Inevitably, denouncing one party in a conflict will be seen by some as an apology for the other side. It's the enemy-of-my-friend-must-be-a-friend-of-my-friend's-enemy thinking. But Bissett is no apologist for Milosevic. He thinks Milosevic should be prosecuted. But at the same time, he and others think the tribunal should also prosecute Nato leaders for equally heinous -- and obvious -- war crimes. To turn a blind eye to Nato's excesses is to make a mockery of the Tribunal's impartiality.
So far the Tribunal has been doing a lot of blind eye turning.
Take, for example, the Nato bombing of Radio-TV Serbia, which killed 16 Serb civilians. Nato doesn't deny the target was civilian. US, British and other Nato planes had bombed other civilian targets too -- automobile factories, power stations, oil refineries, fertilizer plants, bridges -- but Nato always claimed dual-use. That is, automobile factories could be used to manufacture tanks, oil refineries could produce oil to make tanks run, fertilizer plants could be used to make explosives, bridges could be used to move armies, so all these targets could be declared legitimate military targets, if you wanted to unceremoniously throw the truth on a medieval torture rack and stretch it mercilessly. And Nato's PR flacks turned out to be no slouches when it came to torturing the truth.
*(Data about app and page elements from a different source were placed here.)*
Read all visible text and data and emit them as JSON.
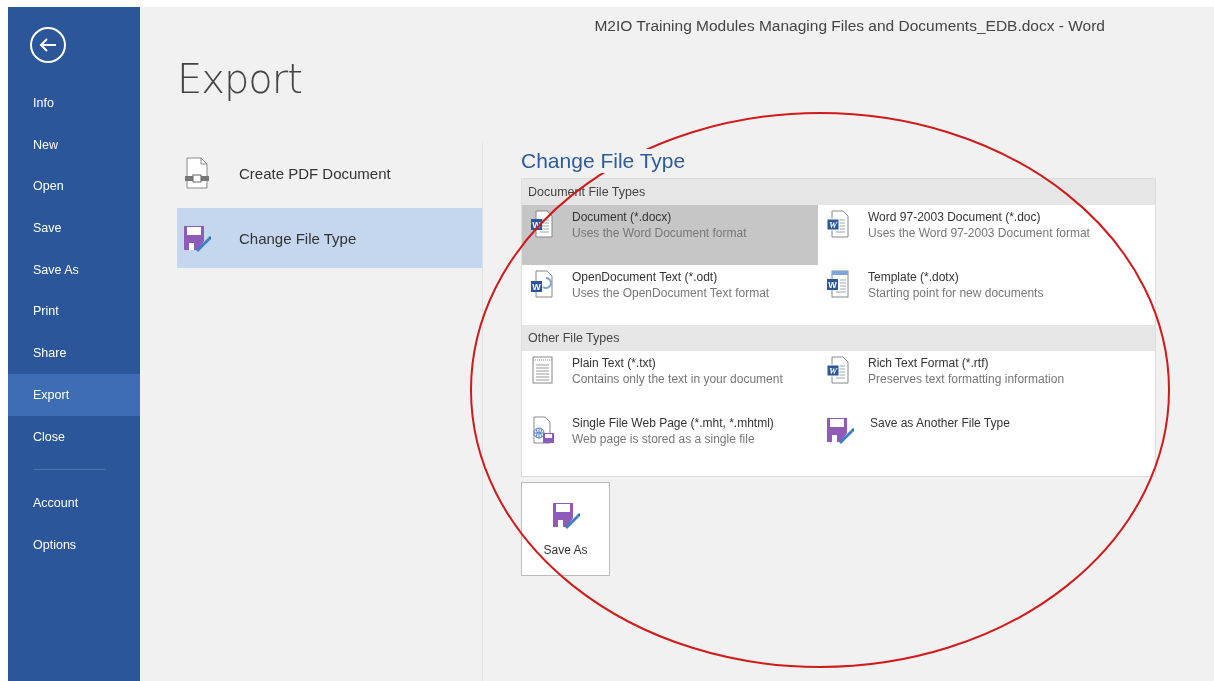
{
  "window": {
    "title": "M2IO Training Modules Managing Files and Documents_EDB.docx - Word"
  },
  "sidebar": {
    "groups": [
      [
        {
          "label": "Info",
          "selected": false
        },
        {
          "label": "New",
          "selected": false
        },
        {
          "label": "Open",
          "selected": false
        },
        {
          "label": "Save",
          "selected": false
        },
        {
          "label": "Save As",
          "selected": false
        },
        {
          "label": "Print",
          "selected": false
        },
        {
          "label": "Share",
          "selected": false
        },
        {
          "label": "Export",
          "selected": true
        },
        {
          "label": "Close",
          "selected": false
        }
      ],
      [
        {
          "label": "Account",
          "selected": false
        },
        {
          "label": "Options",
          "selected": false
        }
      ]
    ]
  },
  "page_title": "Export",
  "export_options": [
    {
      "kind": "pdf",
      "label": "Create PDF Document",
      "selected": false
    },
    {
      "kind": "floppy",
      "label": "Change File Type",
      "selected": true
    }
  ],
  "change_file_type": {
    "heading": "Change File Type",
    "sections": [
      {
        "title": "Document File Types",
        "items": [
          {
            "kind": "word",
            "icon_letter": "W",
            "name": "Document (*.docx)",
            "description": "Uses the Word Document format",
            "selected": true
          },
          {
            "kind": "word97",
            "icon_letter": "W",
            "name": "Word 97-2003 Document (*.doc)",
            "description": "Uses the Word 97-2003 Document format",
            "selected": false
          },
          {
            "kind": "odt",
            "icon_letter": "W",
            "name": "OpenDocument Text (*.odt)",
            "description": "Uses the OpenDocument Text format",
            "selected": false
          },
          {
            "kind": "template",
            "icon_letter": "W",
            "name": "Template (*.dotx)",
            "description": "Starting point for new documents",
            "selected": false
          }
        ]
      },
      {
        "title": "Other File Types",
        "items": [
          {
            "kind": "text",
            "name": "Plain Text (*.txt)",
            "description": "Contains only the text in your document",
            "selected": false
          },
          {
            "kind": "word97",
            "icon_letter": "W",
            "name": "Rich Text Format (*.rtf)",
            "description": "Preserves text formatting information",
            "selected": false
          },
          {
            "kind": "web",
            "name": "Single File Web Page (*.mht, *.mhtml)",
            "description": "Web page is stored as a single file",
            "selected": false
          },
          {
            "kind": "floppy",
            "name": "Save as Another File Type",
            "selected": false
          }
        ]
      }
    ]
  },
  "save_as_button": {
    "label": "Save As"
  },
  "annotations": [
    {
      "kind": "ellipse"
    }
  ]
}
Of course, by the same dodgy reasoning, you could destroy food plants and farms on grounds that armies need food, but lay that aside. Here was a bombing for which it was impossible to claim in any convincing way that there was a military justification. In other words, it was a war crime.
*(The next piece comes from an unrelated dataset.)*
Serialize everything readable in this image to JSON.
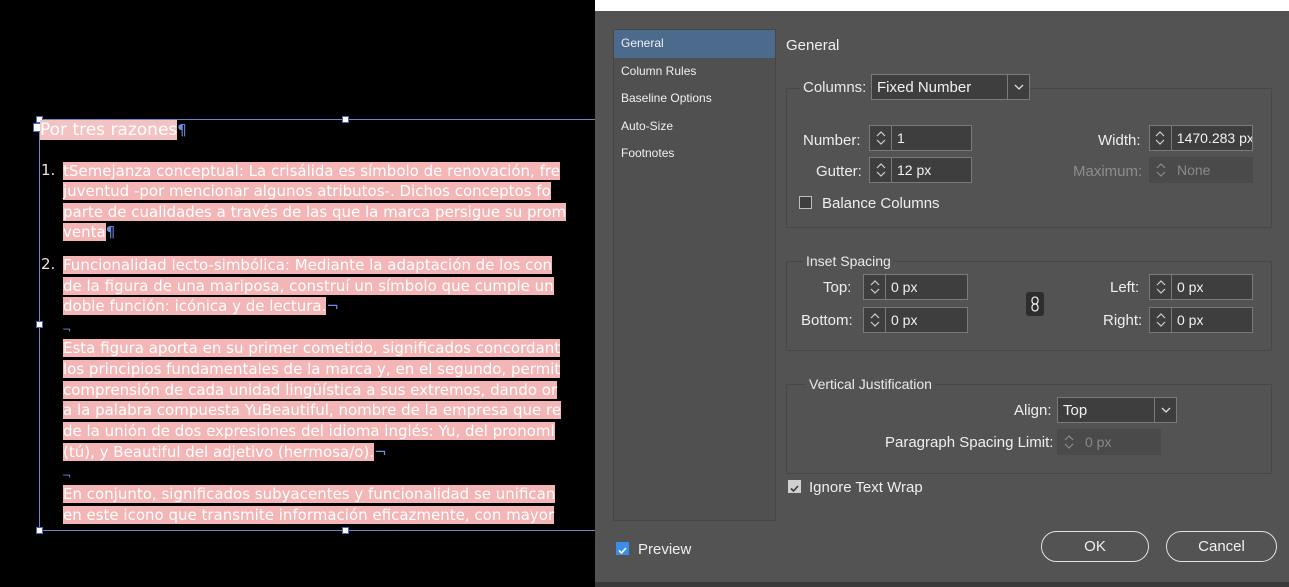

No one knew better that the bombing warranted investigation than Amnesty International, whose secretary-general, Pierre Sane, called on del Ponte's tribunal to break with its inglorious see no Nato evil, hear no Nato evil, speak no Nato evil past.
del Ponte, sitting on the same panel as Sane at last week's Davos World Economic Forum, reacted to Sane's challenge with gobsmacking audacity. It seems that in the estimable del Ponte's view, Nato isn't guilty of a war crime at all -- Milosevic is!
Lest you think Milosovic was really a double agent, calling the shots from Nato headquarters, while hoodwinking Serbs into believing he was really at the helm of the Yugoslav state, be assured, he wasn't.
How then could Milosevic possibly be implicated?
Because, says del Ponte, Milosevic was warned of the attack in advance but did nothing to alert the civilians working in the building, wanting to use the deaths to score a propaganda victory.
Apparently, del Ponte has access to an International Law no one else knows about. It seems it's perfectly acceptable to attack civilians, as long as you tell them -- or tell some reliable person in charge, like Milosevic -- that you're going to send a cruise missile hurtling their way.
"Hey, judge. I told him I was going to shoot. If he didn't get out the way, that's his problem."
In this manner, you could avoid charges of murder and arson, with the del Ponte defence: "I told her I was going to fire bomb her house and if she failed to alert the other people inside, the deaths are on her hands, not mine. She should be prosecuted."
As a paragon of chutzpah, this has few equals.
But when you have a war criminal approving the appointment of a prosecutor looking into war crimes, is it any surprise that the prosecutor might be selectively deaf, dumb and blind?